When a member of the United States military returns home from active duty, it can be difficult to find employment that utilizes the knowledge and skills obtained during their years of service. As a result, many veterans choose to start their own business ventures in Florida or elsewhere. A newly announced mentorship program offered by Capital One Financial Corporation and nonprofit Count Me In aims to make that process easier for female veterans. The program could assist new business owners with issues ranging from funding to avoiding contract dispute issues.
When an individual begins a new business venture, the excitement level is high. This is a great source of momentum for entrepreneurs, and can fuel the initial months of getting a business up and running. However, in the rush to launch a new venture, it is important to ensure that the business has a strong legal foundation.
One of the primary legal needs facing new business owners involves contracts.

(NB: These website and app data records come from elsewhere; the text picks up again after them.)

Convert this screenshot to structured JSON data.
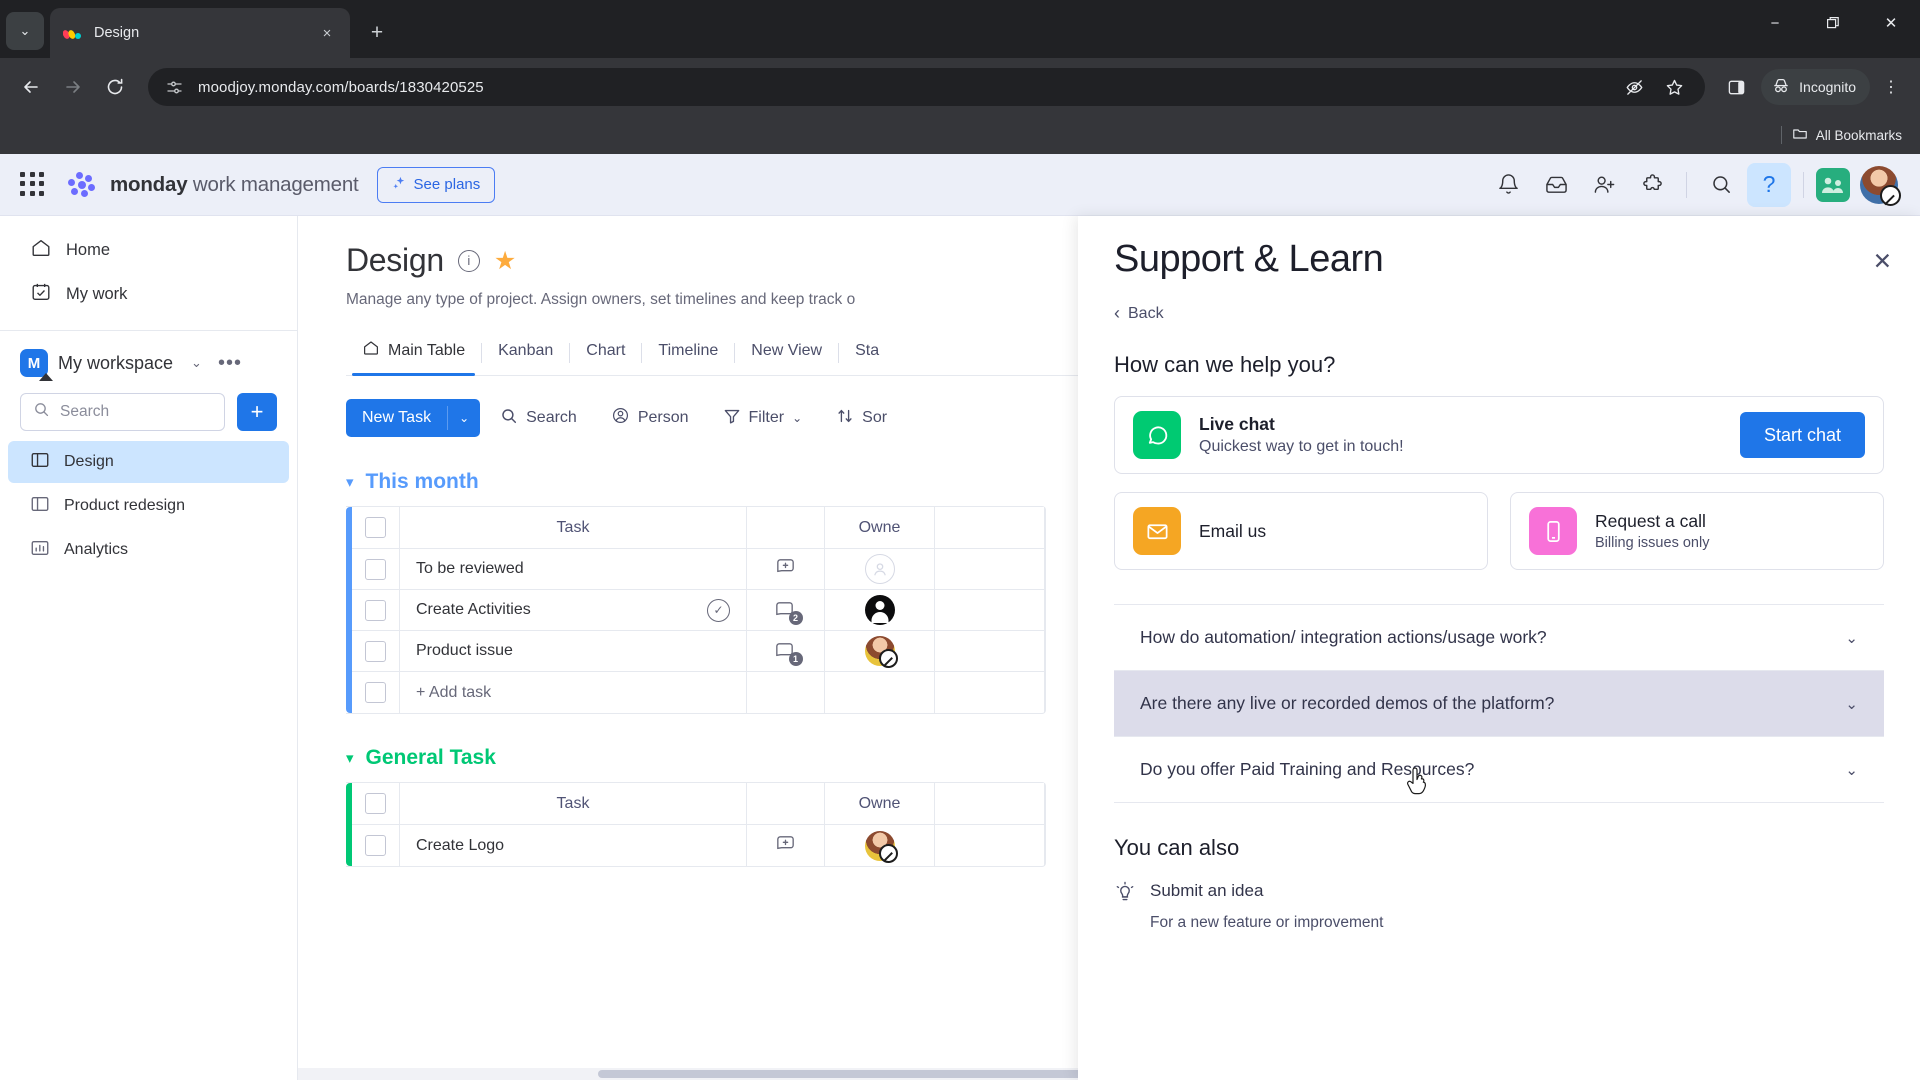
{
  "browser": {
    "tab": {
      "title": "Design",
      "favicon": "monday-logo-icon",
      "close": "×"
    },
    "new_tab": "+",
    "tab_list": "⌄",
    "window": {
      "minimize": "−",
      "maximize": "❐",
      "close": "✕"
    },
    "nav": {
      "back": "←",
      "forward": "→",
      "reload": "↻"
    },
    "omnibox": {
      "url": "moodjoy.monday.com/boards/1830420525",
      "site_icon": "site-settings-icon"
    },
    "actions": {
      "tracking": "eye-off-icon",
      "bookmark": "star-icon",
      "side_panel": "side-panel-icon",
      "menu": "⋮"
    },
    "incognito_label": "Incognito",
    "bookmarks_bar": {
      "all_bookmarks": "All Bookmarks"
    }
  },
  "topbar": {
    "brand_bold": "monday",
    "brand_light": " work management",
    "see_plans": "See plans",
    "icons": [
      "notifications-bell-icon",
      "inbox-icon",
      "invite-member-icon",
      "apps-puzzle-icon",
      "search-icon",
      "help-question-icon"
    ],
    "help_label": "?"
  },
  "sidebar": {
    "nav": [
      {
        "label": "Home",
        "icon": "home-icon"
      },
      {
        "label": "My work",
        "icon": "my-work-calendar-icon"
      }
    ],
    "workspace": {
      "initial": "M",
      "name": "My workspace",
      "caret": "⌄",
      "dots": "•••"
    },
    "search_placeholder": "Search",
    "add_button": "+",
    "boards": [
      {
        "label": "Design",
        "icon": "board-icon",
        "selected": true
      },
      {
        "label": "Product redesign",
        "icon": "board-icon",
        "selected": false
      },
      {
        "label": "Analytics",
        "icon": "dashboard-chart-icon",
        "selected": false
      }
    ]
  },
  "board": {
    "title": "Design",
    "description": "Manage any type of project. Assign owners, set timelines and keep track o",
    "views": [
      "Main Table",
      "Kanban",
      "Chart",
      "Timeline",
      "New View",
      "Sta"
    ],
    "active_view": "Main Table",
    "toolbar": {
      "new_task": "New Task",
      "new_task_caret": "⌄",
      "search": "Search",
      "person": "Person",
      "filter": "Filter",
      "filter_caret": "⌄",
      "sort": "Sor"
    },
    "groups": [
      {
        "name": "This month",
        "color": "#579bfc",
        "columns": [
          "Task",
          "Owne"
        ],
        "rows": [
          {
            "task": "To be reviewed",
            "done": false,
            "chat": "",
            "owner": "empty-avatar"
          },
          {
            "task": "Create Activities",
            "done": true,
            "chat": "2",
            "owner": "dark-avatar"
          },
          {
            "task": "Product issue",
            "done": false,
            "chat": "1",
            "owner": "photo-avatar"
          }
        ],
        "add_row": "+ Add task"
      },
      {
        "name": "General Task",
        "color": "#00c875",
        "columns": [
          "Task",
          "Owne"
        ],
        "rows": [
          {
            "task": "Create Logo",
            "done": false,
            "chat": "",
            "owner": "photo-avatar"
          }
        ],
        "add_row": ""
      }
    ]
  },
  "panel": {
    "title": "Support & Learn",
    "close": "✕",
    "back": "Back",
    "back_caret": "‹",
    "heading": "How can we help you?",
    "live_chat": {
      "title": "Live chat",
      "subtitle": "Quickest way to get in touch!",
      "button": "Start chat",
      "icon": "chat-bubble-icon"
    },
    "options": [
      {
        "title": "Email us",
        "subtitle": "",
        "icon": "envelope-icon"
      },
      {
        "title": "Request a call",
        "subtitle": "Billing issues only",
        "icon": "phone-icon"
      }
    ],
    "faqs": [
      {
        "text": "How do automation/ integration actions/usage work?",
        "highlighted": false,
        "caret": "⌄"
      },
      {
        "text": "Are there any live or recorded demos of the platform?",
        "highlighted": true,
        "caret": "⌄"
      },
      {
        "text": "Do you offer Paid Training and Resources?",
        "highlighted": false,
        "caret": "⌄"
      }
    ],
    "also_heading": "You can also",
    "also_items": [
      {
        "title": "Submit an idea",
        "subtitle": "For a new feature or improvement",
        "icon": "lightbulb-icon"
      }
    ]
  }
}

In order to ensure that all parties have a clear and cohesive vision of their respective roles and responsibilities within the venture, those details should be clearly outlined within a contract. Contracts can exist between partners, with service providers, vendors and others with whom a business relationship exists.
The best way to ensure that a business start-up is adequately protected from future contract dispute problems is to take the time to draft a proper set of contracts. An attorney who specializes in business formation concerns can assist an owner in creating these documents, or can review existing contract to check for proper terminology and inclusions. Building a strong legal foundation is just as essential to the process of starting a Florida business as hiring staff or stocking the shelves.
Source: San Jose Mercury News, "BizProf: Outreach programs help women veterans with startups," Bruce Freeman, March 27, 2013